Complete self-regulation may not be a feasible alternative. While the activities that occur on the Internet may occur in an unknown location, many of these activities are likely to have effects in the real, physical world. For example, an Internet gambler may place bets in cyberspace, but any loss of money will effect his ability to pay his bills or purchase food.

Traditional territorial legal regulation might also be a less-than-perfect solution. Activities that one country believes may have a negative impact on the physical world, may be considered tolerable or even laudable in another country, at least from a revenue enhancement perspective. Regardless of how strongly the U.S. feels about the negative social impact of gambling, it may lack the legal basis for imposing its laws on another country to control gambling on the Internet.

For the time being, the activities of Internet users in a certain physical location will be governed by that jurisdictional entity's local law. Traditional regulation, however, requires a method for law enforcement and the ability to exercise control over those who violate the laws. It can be close to impossible for law enforcement officials to locate a person using the Internet because a user can configure his connection so as to appear to be in a different location. Although complete control of what people do on-line may be impossible, if the activity involves or causes any "real world" illegal activity, the U.S. government has made clear that it is willing to enforce U.S. laws.

V. Conclusion
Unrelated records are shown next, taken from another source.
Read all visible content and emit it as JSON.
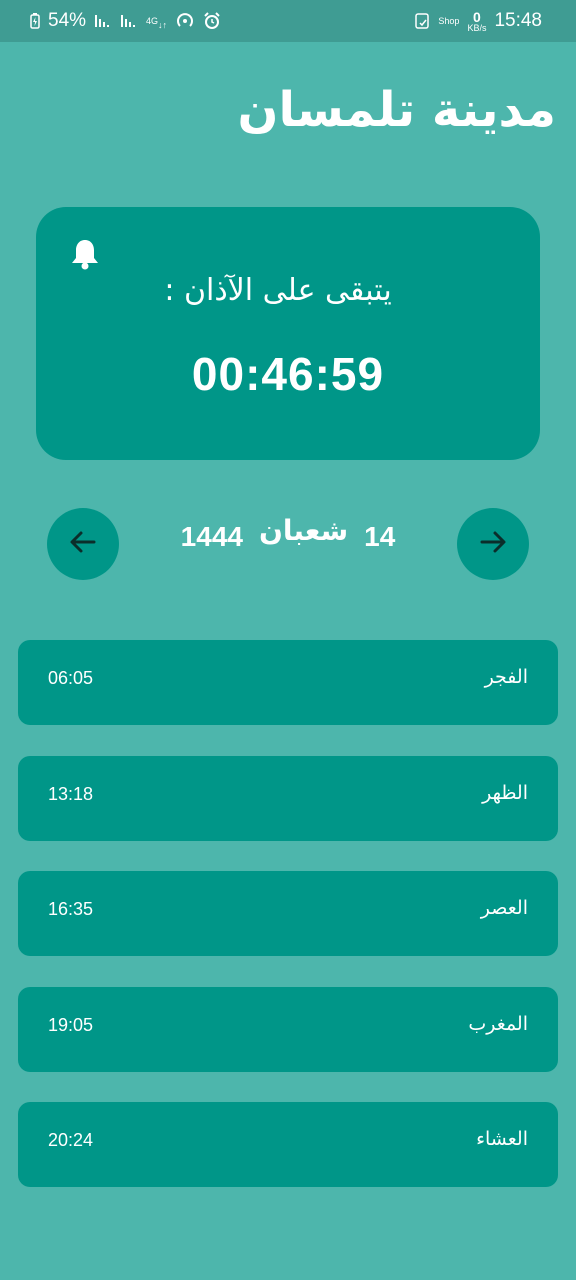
{
  "status_bar": {
    "battery": "54%",
    "network": "4G",
    "shop": "Shop",
    "speed_value": "0",
    "speed_unit": "KB/s",
    "time": "15:48"
  },
  "city": "مدينة تلمسان",
  "countdown": {
    "label": "يتبقى على الآذان :",
    "time": "00:46:59"
  },
  "hijri_date": {
    "day": "14",
    "month": "شعبان",
    "year": "1444"
  },
  "prayers": [
    {
      "name": "الفجر",
      "time": "06:05"
    },
    {
      "name": "الظهر",
      "time": "13:18"
    },
    {
      "name": "العصر",
      "time": "16:35"
    },
    {
      "name": "المغرب",
      "time": "19:05"
    },
    {
      "name": "العشاء",
      "time": "20:24"
    }
  ],
  "icons": {
    "bell": "bell-icon",
    "prev": "arrow-left-icon",
    "next": "arrow-right-icon"
  },
  "colors": {
    "background": "#4db6ac",
    "card": "#009688",
    "status_bar": "#3f9c93",
    "text": "#ffffff"
  }
}
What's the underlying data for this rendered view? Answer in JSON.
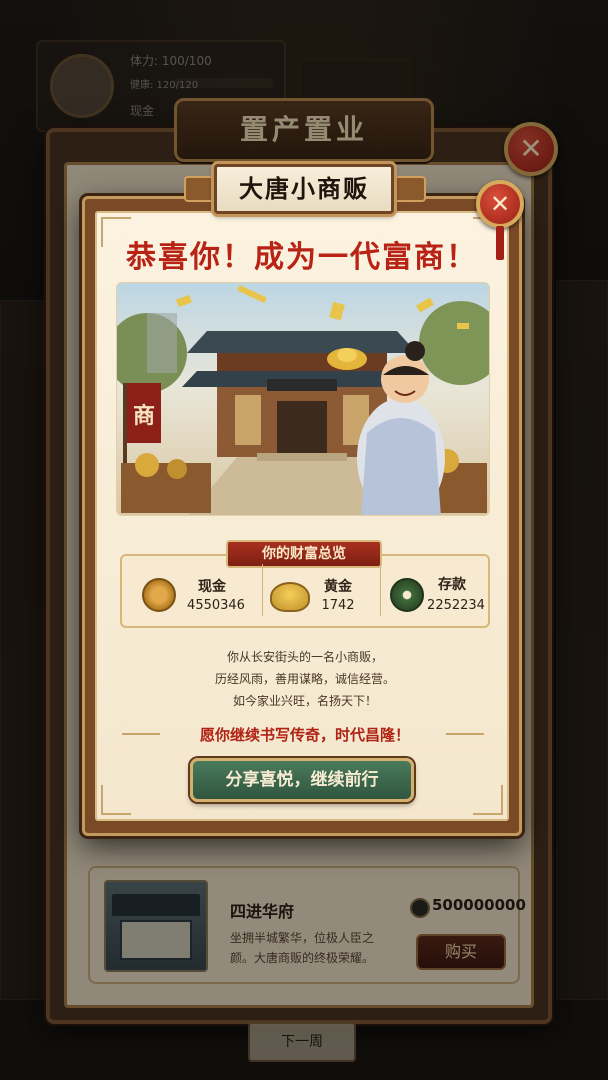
{
  "hud": {
    "stamina": "体力: 100/100",
    "health": "健康: 120/120",
    "cash_label": "现金"
  },
  "outer_window": {
    "title": "置产置业",
    "close_glyph": "✕"
  },
  "modal": {
    "title": "大唐小商贩",
    "close_glyph": "✕",
    "congrats": "恭喜你！成为一代富商！",
    "sign_char": "商",
    "wealth": {
      "heading": "你的财富总览",
      "items": [
        {
          "label": "现金",
          "value": "4550346",
          "icon": "copper-coin-icon"
        },
        {
          "label": "黄金",
          "value": "1742",
          "icon": "gold-ingot-icon"
        },
        {
          "label": "存款",
          "value": "2252234",
          "icon": "jade-coin-icon"
        }
      ]
    },
    "story": [
      "你从长安街头的一名小商贩，",
      "历经风雨，善用谋略，诚信经营。",
      "如今家业兴旺，名扬天下！"
    ],
    "wish": "愿你继续书写传奇，时代昌隆！",
    "share_button": "分享喜悦，继续前行"
  },
  "estate": {
    "name": "四进华府",
    "description": "坐拥半城繁华，位极人臣之颜。大唐商贩的终极荣耀。",
    "price": "500000000",
    "buy_label": "购买"
  },
  "footer": {
    "next_week": "下一周"
  },
  "colors": {
    "accent_red": "#b82316",
    "share_green": "#3e6a4e",
    "frame_brown": "#7a4a26",
    "gold": "#d4b06f"
  }
}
The debate regarding if and how the Internet gambling industry should or can be regulated is likely to continue for some time. If the Kyl bill becomes law, it will likely face challenges from various groups, and very specific questions regarding enforcement of a prohibition will need to be addressed.

Proponents of on-line gambling may find comfort in knowing that prosecutors have not yet convicted anyone operating an Internet gaming web site under current law -- and that users and web site operators often can operate quite anonymously on the Internet without detection by law enforcement officials. Until the legal landscape in this area is more clearly demarcated, however, the best bet for those considering offering on-line gambling is not to conduct any business in, nor accept bets or wagers from anyone residing in, a state or country where the particular type of gambling under consideration is prohibited. 46

©Michael J. Wagner 1998, all rights reserved.


361998 IN H.B. 1124 (SN).
371998 AZ H.B. 2367 (SN).
381997 NE L.R. 397 (SN).
391997 IL S.B. 1687 (SN).
401997 NY A.B. 7818 (SN).
411997 CA A.B. 2655 (SN).
421997 HI H.C.R. 150 (SN).
43Kan. Atty. Gen. Op. No. 96-31.
441997 U.S. S.B. 474.
45PlayStar Responds to Kyl Bill to Prohibit Internet Gambling, Business Wire, July 30, 1998.
Internet Gambling: A Legal Crapshoot or a Sure Thing? (Part 2) is republished from iGamingNews.com.
 

Internet Gambling: A Legal Crapshoot or a Sure Thing?

27 April 1999
(Originally released October 28, 1998) According to a National Gambling Impact Study Commission (NGISC) report1, there are currently (as of October 1998) more than 180 web sites that offer some form of gambling, including on-line casinos, lotteries, bingo games, sports books and sites specializing in horse and dog racing. ... (read more)